Been missing the Digital Switchover? Good news! There is going to be another
I must admit that I have been occasionally called to task to when I posted here on UK Free TV some possible changes to the Freeview transmission frequencies for around 2018. It does rather seem as if this warning was as accurate as it was well intentioned.
The "700" band.
Going back to the May 2012, I introduced Ofcom channel bingo II - introducing the bands.
"These international developments are important because mobile spectrum needs to be used internationally to provide the economies of scale required to ensure a wide availability of devices at reasonable cost." … "EU states to … make the 700 MHz band available for mobile data use by no later than 2022" 
What does this mean for the viewer?
In the end, it should mean more-or-less the same Freeview service for most homes.
One thing is certain, and that is Ofcom "will not seek to ensure the continued delivery of the interim multiplex", so that will be the end of the extra Freeview HD services.
Because there will be a need to provide the same TV services in less broadcast frequencies there may be some knock-on effects. This MAY include moving the COM multiplexes to DVB-T2 transmission, so they will only work with Freeview HD boxes.
The change in frequencies may also need some homes to change their aerials (to wideband, if they don't have them) and very tiny number may need the "4G" filters.
Looking at the Arqiva indicative timescales 
It would seem that switchover events might take place in 2018.
Will this be the last change?
"The report also recommended that the 470 MHz -694 MHz band continue to be reserved for terrestrial broadcasting and PMSE until 2030" so it could be that there will be more changes in the coming decade.
What does this mean for the broadcasters?
The following diagram shows how the main Freeview masts operate.
The preferred plan that Ofcom has indicated is the Arqiva "Reduced Scope’ Solution (RSS) plan.
This will mean that some reduction in DTT power output levels will be acceptable whilst the services are moved to the reserve (in the sense of a "backup") outputs. Whilst the reserve is in use the primary systems will be change to operate on the new frequency allocations.
Once the national "clearance event" happens, the backup transmitters will be change to work on the new frequencies. The obvious issue here is that the DTT system will be running without a backup – at least from some masts for some time.

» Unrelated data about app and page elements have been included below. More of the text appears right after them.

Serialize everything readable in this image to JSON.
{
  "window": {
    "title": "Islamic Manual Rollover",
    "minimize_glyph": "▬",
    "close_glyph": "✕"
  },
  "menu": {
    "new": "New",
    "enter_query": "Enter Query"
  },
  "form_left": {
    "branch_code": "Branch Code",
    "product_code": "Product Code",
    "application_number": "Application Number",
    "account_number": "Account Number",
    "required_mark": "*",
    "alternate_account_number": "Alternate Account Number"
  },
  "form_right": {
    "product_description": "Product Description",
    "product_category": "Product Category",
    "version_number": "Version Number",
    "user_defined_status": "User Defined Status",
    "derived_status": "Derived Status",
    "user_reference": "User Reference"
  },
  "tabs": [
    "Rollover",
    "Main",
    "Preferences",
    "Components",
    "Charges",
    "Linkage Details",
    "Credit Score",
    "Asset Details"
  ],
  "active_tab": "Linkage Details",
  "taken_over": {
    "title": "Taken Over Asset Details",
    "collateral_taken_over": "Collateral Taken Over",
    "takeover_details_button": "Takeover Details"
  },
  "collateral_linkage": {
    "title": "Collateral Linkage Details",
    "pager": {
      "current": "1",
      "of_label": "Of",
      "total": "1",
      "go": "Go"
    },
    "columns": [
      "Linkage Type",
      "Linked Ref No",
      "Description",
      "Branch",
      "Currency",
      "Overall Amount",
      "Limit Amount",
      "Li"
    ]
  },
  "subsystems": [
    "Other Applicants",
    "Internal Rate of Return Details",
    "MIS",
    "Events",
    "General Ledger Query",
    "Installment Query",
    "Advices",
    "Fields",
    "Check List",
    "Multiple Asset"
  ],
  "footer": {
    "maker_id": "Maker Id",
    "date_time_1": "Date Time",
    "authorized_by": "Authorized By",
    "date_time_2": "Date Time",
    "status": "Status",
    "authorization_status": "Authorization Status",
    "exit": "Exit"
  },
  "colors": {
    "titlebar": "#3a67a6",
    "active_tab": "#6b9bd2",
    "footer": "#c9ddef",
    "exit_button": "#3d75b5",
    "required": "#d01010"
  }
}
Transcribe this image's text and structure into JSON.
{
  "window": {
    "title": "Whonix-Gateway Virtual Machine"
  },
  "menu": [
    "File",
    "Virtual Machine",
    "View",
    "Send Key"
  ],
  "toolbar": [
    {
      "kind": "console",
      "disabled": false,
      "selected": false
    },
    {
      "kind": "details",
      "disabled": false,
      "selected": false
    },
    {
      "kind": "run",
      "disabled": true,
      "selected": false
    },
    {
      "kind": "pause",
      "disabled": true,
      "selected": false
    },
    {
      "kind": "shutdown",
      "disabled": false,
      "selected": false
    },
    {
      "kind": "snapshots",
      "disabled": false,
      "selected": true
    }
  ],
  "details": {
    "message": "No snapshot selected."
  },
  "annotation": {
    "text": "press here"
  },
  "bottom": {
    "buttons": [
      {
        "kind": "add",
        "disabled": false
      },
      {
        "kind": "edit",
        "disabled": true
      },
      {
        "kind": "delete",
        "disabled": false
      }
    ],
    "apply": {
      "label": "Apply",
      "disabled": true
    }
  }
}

Keeping the backup systems in place would require the provision of up to 21 temporary masts. Given that the whole network of transmitters is still less than a decade old, it might be reasonable to think that the system will operate OK without the backups.